Professor Srinagesh Gavirneni presents "Managing Queues in Service Operations: How service providers can ease the burden on the customers while not hurting their own bottom line?"
Australia is a world-class provider of a range of services, such as telecommunications, travel, banking and insurance. The services sector is a significant part of Australia’s economy and represents about 70% of Australia's gross domestic product (GDP) and employs four out of five Australians. In the U.S., likewise, services account for more than 70% of the Economy and employ more than 80% of the workforce. It is estimated that an average American spends over two years of their lifetime waiting in queues and it is not hard to imagine that the cost associated with this waiting is not insignificant. Recognizing that unoccupied waiting feels longer than it actually is, service providers commonly offer entertainment options (e.g., a piano player in a hotel lobby, video games at a doctor’s office, or free wine at a restaurant in waiting areas). Hence, the question arises, how these fee-based concierge option and waiting area entertainment strategies can be devised to simultaneously benefit the customers and the service providers?
We invite academics and industry leaders, experts and professionals across hospitality, hotel, tourism, health care, government (consular services), supply chain, logistics and transportation areas to bring their ideas on the topic for discussion at the colloquium. Example issues that will be explored include but are not limited to:

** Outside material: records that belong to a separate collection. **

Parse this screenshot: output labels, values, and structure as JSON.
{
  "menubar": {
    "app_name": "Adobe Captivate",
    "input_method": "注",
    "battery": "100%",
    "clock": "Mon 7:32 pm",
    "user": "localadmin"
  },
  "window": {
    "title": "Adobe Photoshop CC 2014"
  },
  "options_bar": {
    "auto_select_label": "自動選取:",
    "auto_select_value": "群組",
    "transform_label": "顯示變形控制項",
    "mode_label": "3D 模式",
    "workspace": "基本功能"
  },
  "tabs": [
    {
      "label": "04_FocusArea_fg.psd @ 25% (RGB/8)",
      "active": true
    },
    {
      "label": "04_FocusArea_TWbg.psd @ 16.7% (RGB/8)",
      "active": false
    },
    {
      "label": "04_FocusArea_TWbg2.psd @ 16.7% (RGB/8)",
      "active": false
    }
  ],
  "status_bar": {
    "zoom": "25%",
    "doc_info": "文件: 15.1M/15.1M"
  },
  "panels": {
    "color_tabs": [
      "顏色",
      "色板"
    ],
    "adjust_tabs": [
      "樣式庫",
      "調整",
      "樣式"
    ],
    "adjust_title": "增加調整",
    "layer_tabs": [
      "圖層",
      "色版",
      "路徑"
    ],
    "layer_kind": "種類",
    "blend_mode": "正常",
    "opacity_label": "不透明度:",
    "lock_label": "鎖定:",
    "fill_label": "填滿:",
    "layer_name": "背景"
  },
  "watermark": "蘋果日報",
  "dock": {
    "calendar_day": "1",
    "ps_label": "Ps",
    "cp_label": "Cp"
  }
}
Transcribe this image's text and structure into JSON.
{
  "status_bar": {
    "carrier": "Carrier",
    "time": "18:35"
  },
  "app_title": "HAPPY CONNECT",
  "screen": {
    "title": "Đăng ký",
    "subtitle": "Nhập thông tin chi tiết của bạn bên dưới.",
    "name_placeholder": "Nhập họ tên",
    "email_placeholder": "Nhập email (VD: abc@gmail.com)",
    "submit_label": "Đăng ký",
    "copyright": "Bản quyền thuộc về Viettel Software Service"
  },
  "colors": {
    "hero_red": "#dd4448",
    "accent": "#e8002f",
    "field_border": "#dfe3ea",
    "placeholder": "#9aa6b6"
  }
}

- How understanding the heterogeneity of the customers and the psychology of waiting can help the service providers devise ways to ease the burden on the customers while not hurting their own bottom line?
- How fee-based concierge option and waiting area entertainment strategies can be devised to simultaneously benefit the customers and the service providers?
- When should service providers cooperatively invest in offering the entertainment options while competing against each other on other service (e.g. price, waiting time) dimensions?
This event is jointly organised by the School of Business IT and Logistics and the College of Business research priority area in Global Supply Chain Management and Logistics, aligned to the Global Business Innovation Capability Platforms (ECP).
Professor Srinagesh Gavirneni
Nagesh Gavirneni is a professor of operations management in the Samuel Curtis Johnson Graduate School of Management at Cornell University. His research interests are in the areas of supply chain management, inventory control, production scheduling, simulation, and optimization. He is now using these models and methodologies to solve problems in healthcare, agriculture and humanitarian logistics in developing countries. Previously, he was an assistant professor in the Kelley School of Business at Indiana University, the chief algorithm design engineer of SmartOps, a Software Architect at Maxager Technology, Inc., and a research scientist with Schlumberger. He has an undergraduate degree in Mechanical Engineering from IIT-Madras, a Master’s degree from Iowa State University, and a Ph.D. from Carnegie Mellon University. Nagesh likes to play racquetball and basketball, watch movies, explore restaurants and travel internationally.
Professor Srinagesh Gavirneni is visiting RMIT under the College of Business International Visiting Fellowship scheme awarded to Dr. Sobhan Asian.